Role of Metabolic H2O2 Generation: Redox Signalling and Oxidative Stress. [Bioenergetics]

February 10th, 2014 by Sies, H.

Hydrogen peroxide, the non-radical two-electron reduction product of oxygen, is a normal aerobic metabolite occurring at about 10 nM intracellular concentration. In liver, it is produced at 50 nmol per min per gram of tissue, which is about 2 % of total oxygen uptake at steady-state. Metabolically generated H2O2 emerged from recent research as central hub in redox signalling and oxidative stress.

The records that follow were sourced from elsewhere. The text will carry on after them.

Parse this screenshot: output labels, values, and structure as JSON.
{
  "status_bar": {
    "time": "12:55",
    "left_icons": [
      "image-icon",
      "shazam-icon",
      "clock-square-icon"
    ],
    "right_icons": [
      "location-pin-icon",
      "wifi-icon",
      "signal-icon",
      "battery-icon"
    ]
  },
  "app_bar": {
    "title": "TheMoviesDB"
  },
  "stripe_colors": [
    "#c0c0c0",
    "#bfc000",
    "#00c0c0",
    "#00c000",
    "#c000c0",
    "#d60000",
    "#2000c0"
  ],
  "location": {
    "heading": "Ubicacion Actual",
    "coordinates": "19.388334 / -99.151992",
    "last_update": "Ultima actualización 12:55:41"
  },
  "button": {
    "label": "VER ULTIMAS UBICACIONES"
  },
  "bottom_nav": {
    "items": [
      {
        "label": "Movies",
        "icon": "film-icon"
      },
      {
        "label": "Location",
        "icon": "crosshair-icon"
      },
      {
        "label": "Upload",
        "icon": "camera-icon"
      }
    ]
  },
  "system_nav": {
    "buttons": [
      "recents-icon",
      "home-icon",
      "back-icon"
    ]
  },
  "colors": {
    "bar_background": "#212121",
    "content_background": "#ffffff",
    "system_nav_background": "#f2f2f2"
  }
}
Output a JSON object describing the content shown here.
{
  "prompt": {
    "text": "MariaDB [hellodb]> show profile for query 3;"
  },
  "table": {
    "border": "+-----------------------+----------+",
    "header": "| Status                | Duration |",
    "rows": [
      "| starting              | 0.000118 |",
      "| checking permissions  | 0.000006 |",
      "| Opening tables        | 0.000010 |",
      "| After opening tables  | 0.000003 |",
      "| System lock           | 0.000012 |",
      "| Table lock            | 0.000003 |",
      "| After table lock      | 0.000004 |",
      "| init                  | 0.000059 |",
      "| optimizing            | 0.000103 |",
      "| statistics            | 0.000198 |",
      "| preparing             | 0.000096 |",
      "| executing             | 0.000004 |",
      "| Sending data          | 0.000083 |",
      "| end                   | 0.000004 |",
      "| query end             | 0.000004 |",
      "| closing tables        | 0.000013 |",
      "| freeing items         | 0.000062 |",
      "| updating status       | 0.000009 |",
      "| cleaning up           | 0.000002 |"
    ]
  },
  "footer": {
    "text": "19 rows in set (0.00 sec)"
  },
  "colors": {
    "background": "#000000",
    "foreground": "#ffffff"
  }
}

Upon generation by major sources, the NADPH oxidases or Complex III of the mitochondrial respiratory chain, H2O2 is under sophisticated fine-control of peroxiredoxins and glutathione peroxidases with their back-up systems as well as by catalase. Of note, H2O2 is second messenger in insulin signalling and in several growth factor-induced signalling cascades. H2O2 transport across membranes is facilitated by aquaporins, denoted as peroxiporins. Specialized protein cysteines operate as redox switches using H2O2 as thiol oxidant, making this reactive oxygen species essential for poising the setpoint of the redox proteome. Major processes including proliferation, differentiation, tissue repair, inflammation, circadian rhythm and aging use this low-molecular-weight oxygen metabolite as signalling compound.